**Task to carry out:** Search the records for "label". Report every line where it occurs.

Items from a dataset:
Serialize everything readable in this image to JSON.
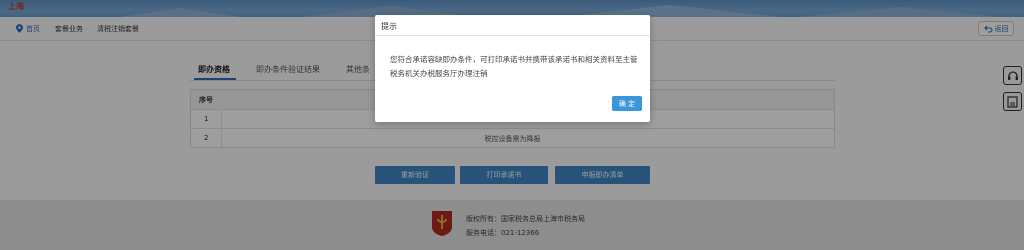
{
  "header": {
    "logo_text": "上海"
  },
  "breadcrumb": {
    "items": [
      "首页",
      "套餐业务",
      "清税注销套餐"
    ]
  },
  "back_button": {
    "label": "返回"
  },
  "tabs": [
    {
      "label": "即办资格"
    },
    {
      "label": "即办条件验证结果"
    },
    {
      "label": "其他条"
    }
  ],
  "table": {
    "header_no": "序号",
    "rows": [
      {
        "no": "1",
        "text": ""
      },
      {
        "no": "2",
        "text": "税控设备需为降报"
      }
    ]
  },
  "actions": {
    "reverify": "重新验证",
    "print": "打印承诺书",
    "apply": "申报即办清单"
  },
  "footer": {
    "copyright": "版权所有：国家税务总局上海市税务局",
    "hotline": "服务电话：021-12366"
  },
  "modal": {
    "title": "提示",
    "message": "您符合承诺容缺即办条件，可打印承诺书并携带该承诺书和相关资料至主管税务机关办税服务厅办理注销",
    "ok": "确 定"
  },
  "colors": {
    "primary": "#3f86c6",
    "banner": "#6d9fce",
    "modal_ok": "#3b95d9"
  }
}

**Solution for this exercise:**
    "label": "返回"
      "label": "即办资格"
      "label": "即办条件验证结果"
      "label": "其他条"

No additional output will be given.